There are obviously cases where it makes sense to add technical debt; or at least, to do something half-assed. If you want to get a new feature in front of customers to judge whether its valuable, it doesn’t need to be perfect, it just needs to be out there quickly. If the feature isn’t useful for users, you remove it. You’ve saved the cost of building it “perfectly” and quickly gained the knowledge you needed. This is clearly a cost-effective, lean way to manage development.

But what if the feature is successful? Then you need a plan for cleaning it up; for refactoring it; making sure it’s well tested and documented sufficiently. This is the debt. As long as you have a plan for removing it, whether the feature is useful or not – then it’s a perfectly valid approach. What isn’t an option is leaving the half-assed feature in the code base for years to come.

The difference is having a plan to remove the debt. How often do we accept compromise with a vague promise to “come back and fix later” or my personal favourite “we’ll fix that in phase 2”. My epitaph should be “now working on phase 2”.

Leaving debt in the code with no plan to remove it is like the guy who pays the interest on one credit card with another. You’re letting the debt mount up, not dealing with it. Without a plan to repay the debt, you will eventually go bankrupt.

The Risk of Technical Debt

Perhaps the biggest danger of technical debt is the risk that it represents. Technical debt makes our code more brittle, less easy to change. As @bertvanbrakel said when we discussed this recently:

Technical debt is a measure of code inflexibility
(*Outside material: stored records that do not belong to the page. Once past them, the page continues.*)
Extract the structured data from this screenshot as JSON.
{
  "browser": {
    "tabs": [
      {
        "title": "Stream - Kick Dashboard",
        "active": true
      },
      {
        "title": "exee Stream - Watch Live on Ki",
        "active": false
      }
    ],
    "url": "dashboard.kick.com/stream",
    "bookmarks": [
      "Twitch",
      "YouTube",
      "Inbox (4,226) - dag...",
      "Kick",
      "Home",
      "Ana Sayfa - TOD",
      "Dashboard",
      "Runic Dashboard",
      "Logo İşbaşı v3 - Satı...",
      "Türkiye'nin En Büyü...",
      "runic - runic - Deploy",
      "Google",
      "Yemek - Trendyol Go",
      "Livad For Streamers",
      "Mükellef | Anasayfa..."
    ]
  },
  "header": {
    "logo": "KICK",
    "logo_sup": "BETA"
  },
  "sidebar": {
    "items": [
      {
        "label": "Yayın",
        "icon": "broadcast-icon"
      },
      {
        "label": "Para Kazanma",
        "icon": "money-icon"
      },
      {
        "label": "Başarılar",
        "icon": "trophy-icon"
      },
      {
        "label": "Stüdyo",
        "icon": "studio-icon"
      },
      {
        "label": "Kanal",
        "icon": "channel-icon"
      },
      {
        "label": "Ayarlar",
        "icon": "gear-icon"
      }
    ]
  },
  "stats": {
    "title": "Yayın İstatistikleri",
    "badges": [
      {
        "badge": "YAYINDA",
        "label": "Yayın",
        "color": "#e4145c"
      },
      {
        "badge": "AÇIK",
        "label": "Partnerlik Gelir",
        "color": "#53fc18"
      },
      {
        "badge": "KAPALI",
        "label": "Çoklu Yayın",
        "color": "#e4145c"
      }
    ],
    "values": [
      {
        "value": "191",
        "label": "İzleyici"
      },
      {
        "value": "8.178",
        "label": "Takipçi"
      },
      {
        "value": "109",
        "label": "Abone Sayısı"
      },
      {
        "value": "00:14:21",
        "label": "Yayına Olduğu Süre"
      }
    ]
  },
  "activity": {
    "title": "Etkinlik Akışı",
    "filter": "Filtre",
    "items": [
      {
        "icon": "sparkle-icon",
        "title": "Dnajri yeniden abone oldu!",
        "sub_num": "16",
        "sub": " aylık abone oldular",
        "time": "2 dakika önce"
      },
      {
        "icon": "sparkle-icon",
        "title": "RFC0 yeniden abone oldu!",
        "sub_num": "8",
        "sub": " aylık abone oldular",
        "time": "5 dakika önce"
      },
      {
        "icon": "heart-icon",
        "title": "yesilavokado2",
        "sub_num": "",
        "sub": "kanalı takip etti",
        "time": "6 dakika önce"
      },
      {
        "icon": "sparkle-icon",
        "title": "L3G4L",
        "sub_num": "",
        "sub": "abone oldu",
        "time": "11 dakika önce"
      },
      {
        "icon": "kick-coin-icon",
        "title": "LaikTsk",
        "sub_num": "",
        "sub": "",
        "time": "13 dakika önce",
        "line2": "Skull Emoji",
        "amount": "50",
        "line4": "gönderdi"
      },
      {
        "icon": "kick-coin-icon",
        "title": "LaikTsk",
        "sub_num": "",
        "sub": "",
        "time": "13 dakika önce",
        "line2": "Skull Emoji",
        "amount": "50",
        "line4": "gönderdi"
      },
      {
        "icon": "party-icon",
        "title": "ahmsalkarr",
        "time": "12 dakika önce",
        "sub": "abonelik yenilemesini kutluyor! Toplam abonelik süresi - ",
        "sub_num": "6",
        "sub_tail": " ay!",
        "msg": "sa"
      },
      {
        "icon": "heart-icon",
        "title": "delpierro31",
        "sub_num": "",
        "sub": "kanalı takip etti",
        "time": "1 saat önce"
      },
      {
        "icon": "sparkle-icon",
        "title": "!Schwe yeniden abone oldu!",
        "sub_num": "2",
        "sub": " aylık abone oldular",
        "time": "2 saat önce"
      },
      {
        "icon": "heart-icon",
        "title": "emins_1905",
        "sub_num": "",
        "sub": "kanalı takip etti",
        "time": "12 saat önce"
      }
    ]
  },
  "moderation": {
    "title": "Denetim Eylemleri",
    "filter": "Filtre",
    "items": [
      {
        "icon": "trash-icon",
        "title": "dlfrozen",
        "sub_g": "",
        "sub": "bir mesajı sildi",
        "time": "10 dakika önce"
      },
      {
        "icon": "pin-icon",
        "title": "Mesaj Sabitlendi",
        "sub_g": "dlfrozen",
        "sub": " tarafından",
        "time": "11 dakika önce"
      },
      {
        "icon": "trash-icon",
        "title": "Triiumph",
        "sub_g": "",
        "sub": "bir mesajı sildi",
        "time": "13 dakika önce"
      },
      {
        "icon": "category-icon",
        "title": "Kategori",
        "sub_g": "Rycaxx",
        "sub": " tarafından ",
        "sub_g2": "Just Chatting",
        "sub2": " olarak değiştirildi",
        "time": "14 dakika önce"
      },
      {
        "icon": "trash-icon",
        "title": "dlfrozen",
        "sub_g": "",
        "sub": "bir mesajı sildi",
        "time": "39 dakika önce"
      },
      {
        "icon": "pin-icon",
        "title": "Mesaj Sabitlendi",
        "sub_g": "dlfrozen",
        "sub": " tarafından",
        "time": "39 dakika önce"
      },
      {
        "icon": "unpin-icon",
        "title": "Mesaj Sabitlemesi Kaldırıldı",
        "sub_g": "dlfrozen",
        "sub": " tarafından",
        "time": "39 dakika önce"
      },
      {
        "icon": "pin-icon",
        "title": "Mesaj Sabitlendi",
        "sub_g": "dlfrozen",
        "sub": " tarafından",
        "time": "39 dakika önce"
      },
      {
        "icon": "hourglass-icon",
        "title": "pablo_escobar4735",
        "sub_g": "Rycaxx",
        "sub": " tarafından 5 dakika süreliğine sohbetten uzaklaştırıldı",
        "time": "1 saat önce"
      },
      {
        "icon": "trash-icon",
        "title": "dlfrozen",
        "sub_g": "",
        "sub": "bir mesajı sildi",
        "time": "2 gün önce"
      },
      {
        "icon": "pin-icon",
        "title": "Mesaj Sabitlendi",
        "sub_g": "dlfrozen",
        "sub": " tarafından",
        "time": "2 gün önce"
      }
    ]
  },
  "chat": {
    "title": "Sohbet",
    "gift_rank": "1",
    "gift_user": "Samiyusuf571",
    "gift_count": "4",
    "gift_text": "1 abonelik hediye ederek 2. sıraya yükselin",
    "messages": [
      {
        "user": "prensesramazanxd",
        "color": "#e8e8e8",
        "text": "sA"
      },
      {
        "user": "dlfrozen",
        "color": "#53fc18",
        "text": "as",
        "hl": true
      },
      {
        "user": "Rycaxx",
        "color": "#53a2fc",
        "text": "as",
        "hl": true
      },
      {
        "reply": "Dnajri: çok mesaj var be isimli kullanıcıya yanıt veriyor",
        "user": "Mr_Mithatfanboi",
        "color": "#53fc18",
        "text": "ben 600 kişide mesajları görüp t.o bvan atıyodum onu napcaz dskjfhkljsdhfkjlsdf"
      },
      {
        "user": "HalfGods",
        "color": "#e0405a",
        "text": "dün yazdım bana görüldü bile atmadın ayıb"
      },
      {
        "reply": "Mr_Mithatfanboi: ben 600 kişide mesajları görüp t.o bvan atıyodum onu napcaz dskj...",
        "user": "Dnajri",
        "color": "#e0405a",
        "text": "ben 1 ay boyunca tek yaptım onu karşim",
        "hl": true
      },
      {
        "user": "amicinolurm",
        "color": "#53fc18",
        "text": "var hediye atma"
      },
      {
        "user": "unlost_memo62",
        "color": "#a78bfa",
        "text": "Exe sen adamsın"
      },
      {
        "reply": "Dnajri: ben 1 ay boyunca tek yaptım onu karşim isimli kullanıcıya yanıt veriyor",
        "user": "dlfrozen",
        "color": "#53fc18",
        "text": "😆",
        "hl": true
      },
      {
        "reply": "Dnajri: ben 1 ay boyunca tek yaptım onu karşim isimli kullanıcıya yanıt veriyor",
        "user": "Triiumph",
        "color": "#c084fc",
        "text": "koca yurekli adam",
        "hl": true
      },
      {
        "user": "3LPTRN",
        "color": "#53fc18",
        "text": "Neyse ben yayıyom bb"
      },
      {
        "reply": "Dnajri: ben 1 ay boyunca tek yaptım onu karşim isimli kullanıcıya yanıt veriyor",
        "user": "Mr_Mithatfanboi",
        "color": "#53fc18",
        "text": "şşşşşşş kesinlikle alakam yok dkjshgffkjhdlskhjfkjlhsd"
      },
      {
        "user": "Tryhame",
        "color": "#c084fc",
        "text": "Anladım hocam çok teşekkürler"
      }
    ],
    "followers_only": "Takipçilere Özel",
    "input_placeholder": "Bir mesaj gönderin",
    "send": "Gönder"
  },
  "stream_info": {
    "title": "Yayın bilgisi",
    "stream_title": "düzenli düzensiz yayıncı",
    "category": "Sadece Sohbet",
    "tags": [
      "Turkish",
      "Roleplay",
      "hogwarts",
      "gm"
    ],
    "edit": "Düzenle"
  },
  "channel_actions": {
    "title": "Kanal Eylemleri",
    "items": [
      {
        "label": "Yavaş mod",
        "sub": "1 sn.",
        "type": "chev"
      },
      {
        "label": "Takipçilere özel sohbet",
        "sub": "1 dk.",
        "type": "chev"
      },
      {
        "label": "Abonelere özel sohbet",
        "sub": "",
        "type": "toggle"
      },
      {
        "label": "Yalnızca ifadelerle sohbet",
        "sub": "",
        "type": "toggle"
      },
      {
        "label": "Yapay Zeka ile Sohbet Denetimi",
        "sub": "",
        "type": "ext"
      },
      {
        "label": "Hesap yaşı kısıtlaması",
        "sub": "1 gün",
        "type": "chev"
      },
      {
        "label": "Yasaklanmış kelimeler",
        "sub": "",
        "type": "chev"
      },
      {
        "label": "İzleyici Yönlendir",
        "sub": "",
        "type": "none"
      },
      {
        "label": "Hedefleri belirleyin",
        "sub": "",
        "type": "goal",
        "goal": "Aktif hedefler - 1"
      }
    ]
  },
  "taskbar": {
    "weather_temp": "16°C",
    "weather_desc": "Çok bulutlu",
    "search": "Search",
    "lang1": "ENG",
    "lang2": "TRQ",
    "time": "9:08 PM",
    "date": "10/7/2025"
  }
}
The harder it is to change, the more debt laden our code. With this inflexibility, comes the biggest risk of all: that we cannot change the code fast enough. What if the competitive or regulatory environment suddenly changes? If a new competitor launches that completely changes our industry, how long does it take us to catch up? If we have an inflexible code base, what will be left of our business in 2, 3 or 4 years when we finally catch up?

While this is clearly a worst case scenario, this lack of flexibility – this lack of innovation – hurts companies little by little. Once revolutionary companies become staid, unable to react and release only derivative products. As companies find themselves unable to innovate and keep up with the ever changing landscape – they risk becoming irrelevant. This is the true cost of technical debt.

Without a plan to repay the technical debt; with no way to reliably estimate the long term cost of not repaying it, are we really making prudent, deliberate choices? Isn’t the decision to add technical debt simply reckless?